**Problem:** Please output the entries below without altering a single character.

**Excerpted records:**
——
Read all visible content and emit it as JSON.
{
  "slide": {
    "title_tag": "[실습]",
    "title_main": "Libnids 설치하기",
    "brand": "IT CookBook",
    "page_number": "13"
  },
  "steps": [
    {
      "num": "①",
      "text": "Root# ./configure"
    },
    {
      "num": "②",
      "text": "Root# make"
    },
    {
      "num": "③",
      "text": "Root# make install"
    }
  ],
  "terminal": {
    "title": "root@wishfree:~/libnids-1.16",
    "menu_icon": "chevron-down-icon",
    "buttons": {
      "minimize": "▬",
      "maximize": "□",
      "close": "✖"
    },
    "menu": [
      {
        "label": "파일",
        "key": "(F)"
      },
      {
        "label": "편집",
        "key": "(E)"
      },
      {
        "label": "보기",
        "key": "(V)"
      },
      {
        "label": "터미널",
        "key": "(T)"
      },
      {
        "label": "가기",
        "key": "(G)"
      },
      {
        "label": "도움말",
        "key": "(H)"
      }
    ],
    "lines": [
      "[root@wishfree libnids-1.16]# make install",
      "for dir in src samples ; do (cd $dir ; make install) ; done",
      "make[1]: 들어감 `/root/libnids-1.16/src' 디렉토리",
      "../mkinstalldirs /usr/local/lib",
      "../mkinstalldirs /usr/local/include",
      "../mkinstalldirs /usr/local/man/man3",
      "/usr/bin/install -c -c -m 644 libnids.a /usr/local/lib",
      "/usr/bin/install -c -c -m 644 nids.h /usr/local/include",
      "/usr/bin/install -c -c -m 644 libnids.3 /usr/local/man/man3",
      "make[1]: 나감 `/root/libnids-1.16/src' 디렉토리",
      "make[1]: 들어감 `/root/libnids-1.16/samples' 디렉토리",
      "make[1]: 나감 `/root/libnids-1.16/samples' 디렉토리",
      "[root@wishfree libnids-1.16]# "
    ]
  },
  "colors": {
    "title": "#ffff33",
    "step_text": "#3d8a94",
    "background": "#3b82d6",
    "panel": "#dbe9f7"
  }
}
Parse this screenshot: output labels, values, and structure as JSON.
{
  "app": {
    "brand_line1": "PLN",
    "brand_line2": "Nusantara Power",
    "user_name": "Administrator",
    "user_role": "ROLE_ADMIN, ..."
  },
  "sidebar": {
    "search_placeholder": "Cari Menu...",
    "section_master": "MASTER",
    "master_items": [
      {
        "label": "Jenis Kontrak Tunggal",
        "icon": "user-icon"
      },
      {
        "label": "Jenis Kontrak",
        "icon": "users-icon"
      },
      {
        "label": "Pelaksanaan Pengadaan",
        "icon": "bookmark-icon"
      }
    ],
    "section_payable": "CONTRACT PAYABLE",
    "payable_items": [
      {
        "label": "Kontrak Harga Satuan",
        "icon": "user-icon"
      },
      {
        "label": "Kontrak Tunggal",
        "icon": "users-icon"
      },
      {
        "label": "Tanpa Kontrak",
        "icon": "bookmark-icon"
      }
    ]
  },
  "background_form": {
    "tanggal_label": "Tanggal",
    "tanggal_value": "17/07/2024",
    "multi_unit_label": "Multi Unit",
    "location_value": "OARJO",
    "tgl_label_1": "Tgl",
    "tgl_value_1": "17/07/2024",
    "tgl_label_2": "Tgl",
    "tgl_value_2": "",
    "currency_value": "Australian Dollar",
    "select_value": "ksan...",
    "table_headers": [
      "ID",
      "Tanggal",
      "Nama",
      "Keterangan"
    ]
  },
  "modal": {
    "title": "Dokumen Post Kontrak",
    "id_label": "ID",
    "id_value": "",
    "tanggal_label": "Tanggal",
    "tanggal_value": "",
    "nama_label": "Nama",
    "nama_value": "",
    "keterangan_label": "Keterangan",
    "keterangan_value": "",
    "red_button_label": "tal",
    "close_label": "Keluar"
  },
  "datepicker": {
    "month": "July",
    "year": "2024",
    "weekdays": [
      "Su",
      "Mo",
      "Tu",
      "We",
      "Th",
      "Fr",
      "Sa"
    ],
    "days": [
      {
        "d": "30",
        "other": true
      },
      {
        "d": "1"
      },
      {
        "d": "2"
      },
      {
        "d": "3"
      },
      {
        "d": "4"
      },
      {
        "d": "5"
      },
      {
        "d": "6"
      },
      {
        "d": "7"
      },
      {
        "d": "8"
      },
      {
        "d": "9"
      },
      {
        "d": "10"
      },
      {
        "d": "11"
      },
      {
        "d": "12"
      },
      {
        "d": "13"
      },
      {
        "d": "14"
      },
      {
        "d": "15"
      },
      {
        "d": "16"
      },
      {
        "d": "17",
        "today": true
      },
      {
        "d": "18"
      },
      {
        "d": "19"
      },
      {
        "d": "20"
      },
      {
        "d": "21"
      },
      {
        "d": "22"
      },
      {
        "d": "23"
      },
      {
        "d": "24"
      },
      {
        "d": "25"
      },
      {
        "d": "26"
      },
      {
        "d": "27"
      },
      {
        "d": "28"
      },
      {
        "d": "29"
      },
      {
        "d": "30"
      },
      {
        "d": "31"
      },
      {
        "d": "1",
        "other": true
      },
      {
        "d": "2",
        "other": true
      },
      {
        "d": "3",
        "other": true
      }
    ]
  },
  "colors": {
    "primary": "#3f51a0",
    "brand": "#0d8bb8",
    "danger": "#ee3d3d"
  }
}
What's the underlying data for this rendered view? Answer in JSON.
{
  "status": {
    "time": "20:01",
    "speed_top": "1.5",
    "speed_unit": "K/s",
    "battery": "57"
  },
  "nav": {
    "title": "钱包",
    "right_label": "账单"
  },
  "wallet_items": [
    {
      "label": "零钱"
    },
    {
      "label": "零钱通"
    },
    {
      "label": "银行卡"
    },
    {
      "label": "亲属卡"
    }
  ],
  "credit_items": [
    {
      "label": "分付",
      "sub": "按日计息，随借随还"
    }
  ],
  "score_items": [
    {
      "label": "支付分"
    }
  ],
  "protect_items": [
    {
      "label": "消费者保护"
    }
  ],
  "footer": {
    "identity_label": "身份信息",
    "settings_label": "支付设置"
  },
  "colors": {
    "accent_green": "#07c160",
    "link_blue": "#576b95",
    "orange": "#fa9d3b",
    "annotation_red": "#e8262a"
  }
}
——
**Exercise result:**
Read all visible content and emit it as JSON.
{
  "slide": {
    "title_tag": "[실습]",
    "title_main": "Libnids 설치하기",
    "brand": "IT CookBook",
    "page_number": "13"
  },
  "steps": [
    {
      "num": "①",
      "text": "Root# ./configure"
    },
    {
      "num": "②",
      "text": "Root# make"
    },
    {
      "num": "③",
      "text": "Root# make install"
    }
  ],
  "terminal": {
    "title": "root@wishfree:~/libnids-1.16",
    "menu_icon": "chevron-down-icon",
    "buttons": {
      "minimize": "▬",
      "maximize": "□",
      "close": "✖"
    },
    "menu": [
      {
        "label": "파일",
        "key": "(F)"
      },
      {
        "label": "편집",
        "key": "(E)"
      },
      {
        "label": "보기",
        "key": "(V)"
      },
      {
        "label": "터미널",
        "key": "(T)"
      },
      {
        "label": "가기",
        "key": "(G)"
      },
      {
        "label": "도움말",
        "key": "(H)"
      }
    ],
    "lines": [
      "[root@wishfree libnids-1.16]# make install",
      "for dir in src samples ; do (cd $dir ; make install) ; done",
      "make[1]: 들어감 `/root/libnids-1.16/src' 디렉토리",
      "../mkinstalldirs /usr/local/lib",
      "../mkinstalldirs /usr/local/include",
      "../mkinstalldirs /usr/local/man/man3",
      "/usr/bin/install -c -c -m 644 libnids.a /usr/local/lib",
      "/usr/bin/install -c -c -m 644 nids.h /usr/local/include",
      "/usr/bin/install -c -c -m 644 libnids.3 /usr/local/man/man3",
      "make[1]: 나감 `/root/libnids-1.16/src' 디렉토리",
      "make[1]: 들어감 `/root/libnids-1.16/samples' 디렉토리",
      "make[1]: 나감 `/root/libnids-1.16/samples' 디렉토리",
      "[root@wishfree libnids-1.16]# "
    ]
  },
  "colors": {
    "title": "#ffff33",
    "step_text": "#3d8a94",
    "background": "#3b82d6",
    "panel": "#dbe9f7"
  }
}
Parse this screenshot: output labels, values, and structure as JSON.
{
  "app": {
    "brand_line1": "PLN",
    "brand_line2": "Nusantara Power",
    "user_name": "Administrator",
    "user_role": "ROLE_ADMIN, ..."
  },
  "sidebar": {
    "search_placeholder": "Cari Menu...",
    "section_master": "MASTER",
    "master_items": [
      {
        "label": "Jenis Kontrak Tunggal",
        "icon": "user-icon"
      },
      {
        "label": "Jenis Kontrak",
        "icon": "users-icon"
      },
      {
        "label": "Pelaksanaan Pengadaan",
        "icon": "bookmark-icon"
      }
    ],
    "section_payable": "CONTRACT PAYABLE",
    "payable_items": [
      {
        "label": "Kontrak Harga Satuan",
        "icon": "user-icon"
      },
      {
        "label": "Kontrak Tunggal",
        "icon": "users-icon"
      },
      {
        "label": "Tanpa Kontrak",
        "icon": "bookmark-icon"
      }
    ]
  },
  "background_form": {
    "tanggal_label": "Tanggal",
    "tanggal_value": "17/07/2024",
    "multi_unit_label": "Multi Unit",
    "location_value": "OARJO",
    "tgl_label_1": "Tgl",
    "tgl_value_1": "17/07/2024",
    "tgl_label_2": "Tgl",
    "tgl_value_2": "",
    "currency_value": "Australian Dollar",
    "select_value": "ksan...",
    "table_headers": [
      "ID",
      "Tanggal",
      "Nama",
      "Keterangan"
    ]
  },
  "modal": {
    "title": "Dokumen Post Kontrak",
    "id_label": "ID",
    "id_value": "",
    "tanggal_label": "Tanggal",
    "tanggal_value": "",
    "nama_label": "Nama",
    "nama_value": "",
    "keterangan_label": "Keterangan",
    "keterangan_value": "",
    "red_button_label": "tal",
    "close_label": "Keluar"
  },
  "datepicker": {
    "month": "July",
    "year": "2024",
    "weekdays": [
      "Su",
      "Mo",
      "Tu",
      "We",
      "Th",
      "Fr",
      "Sa"
    ],
    "days": [
      {
        "d": "30",
        "other": true
      },
      {
        "d": "1"
      },
      {
        "d": "2"
      },
      {
        "d": "3"
      },
      {
        "d": "4"
      },
      {
        "d": "5"
      },
      {
        "d": "6"
      },
      {
        "d": "7"
      },
      {
        "d": "8"
      },
      {
        "d": "9"
      },
      {
        "d": "10"
      },
      {
        "d": "11"
      },
      {
        "d": "12"
      },
      {
        "d": "13"
      },
      {
        "d": "14"
      },
      {
        "d": "15"
      },
      {
        "d": "16"
      },
      {
        "d": "17",
        "today": true
      },
      {
        "d": "18"
      },
      {
        "d": "19"
      },
      {
        "d": "20"
      },
      {
        "d": "21"
      },
      {
        "d": "22"
      },
      {
        "d": "23"
      },
      {
        "d": "24"
      },
      {
        "d": "25"
      },
      {
        "d": "26"
      },
      {
        "d": "27"
      },
      {
        "d": "28"
      },
      {
        "d": "29"
      },
      {
        "d": "30"
      },
      {
        "d": "31"
      },
      {
        "d": "1",
        "other": true
      },
      {
        "d": "2",
        "other": true
      },
      {
        "d": "3",
        "other": true
      }
    ]
  },
  "colors": {
    "primary": "#3f51a0",
    "brand": "#0d8bb8",
    "danger": "#ee3d3d"
  }
}
What's the underlying data for this rendered view? Answer in JSON.
{
  "status": {
    "time": "20:01",
    "speed_top": "1.5",
    "speed_unit": "K/s",
    "battery": "57"
  },
  "nav": {
    "title": "钱包",
    "right_label": "账单"
  },
  "wallet_items": [
    {
      "label": "零钱"
    },
    {
      "label": "零钱通"
    },
    {
      "label": "银行卡"
    },
    {
      "label": "亲属卡"
    }
  ],
  "credit_items": [
    {
      "label": "分付",
      "sub": "按日计息，随借随还"
    }
  ],
  "score_items": [
    {
      "label": "支付分"
    }
  ],
  "protect_items": [
    {
      "label": "消费者保护"
    }
  ],
  "footer": {
    "identity_label": "身份信息",
    "settings_label": "支付设置"
  },
  "colors": {
    "accent_green": "#07c160",
    "link_blue": "#576b95",
    "orange": "#fa9d3b",
    "annotation_red": "#e8262a"
  }
}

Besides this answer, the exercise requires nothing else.